Also, in some configurations (such as the one presented in FIG. 4C or similar situations) the crossing of two of the pairs from two different PSEs to two different PDs may cause the disclosed scheme to be ‘fooled’ and come to the wrong conclusion due to the detection process being synchronous while potentially having multiple detection signals present that may be both in-phase and out of phase among the all attached PSEs sharing connections to a single 25 k resistor in each PD.
This condition may be alleviated by having the PSE peak-detect the ‘loaded’ detect signal and observe its phase relationship relative to its own detection (synchronous) signal to insure that cross-detection signals from other actively detecting PSE's do not cause the polluting algorithm to fail. These extra measurements or checks become apparent from the characteristics of a PSEs detection scheme (voltage and current relationships) as compared in the case of FIG. 4C vs. the case of FIG. 6A.
In FIG. 6A, there is a single 25 k Ohm signature resistor that is shared across all pairs when all the pairs are inside the same PD. However, each of the PDs of FIG. 4C has its own signature resistor.

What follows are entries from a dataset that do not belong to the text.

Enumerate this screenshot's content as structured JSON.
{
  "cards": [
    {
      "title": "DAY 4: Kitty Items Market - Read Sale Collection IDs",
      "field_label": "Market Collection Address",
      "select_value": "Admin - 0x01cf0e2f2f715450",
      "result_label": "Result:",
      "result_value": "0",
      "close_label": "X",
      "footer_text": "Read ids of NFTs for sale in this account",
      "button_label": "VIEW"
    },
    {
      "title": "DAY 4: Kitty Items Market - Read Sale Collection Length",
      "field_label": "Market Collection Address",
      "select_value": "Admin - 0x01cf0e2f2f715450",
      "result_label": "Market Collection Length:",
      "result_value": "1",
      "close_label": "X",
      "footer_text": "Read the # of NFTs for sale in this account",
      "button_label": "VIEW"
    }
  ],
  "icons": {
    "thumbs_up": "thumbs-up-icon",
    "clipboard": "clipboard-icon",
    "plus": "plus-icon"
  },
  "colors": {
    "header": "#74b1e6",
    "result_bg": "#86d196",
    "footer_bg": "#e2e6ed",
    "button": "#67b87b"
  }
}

Hence, it is contemplated that when observing a ‘non-loaded’ detect signal that is emanating from a different PD, it will be higher in voltage as a result of less loading.
Accordingly, in one embodiment, the PSE may peak detect the detection signals that are in phase with its detection scheme, and look for a detection signal that is below approximately 7V as a result of the two diode-drops required to traverse the current loop formed by its connected PD. Any detection signals that are still reading near 10V may be discarded as false readings provided by another device.
While embodiments and applications of this invention have been shown and described, it will now be apparent to those skilled in the art having the benefit of this disclosure that many more modifications than mentioned above are possible without departing from the inventive concepts disclosed herein. Therefore, the appended claims are intended to encompass within their scope all such modifications as are within the true spirit and scope of this invention.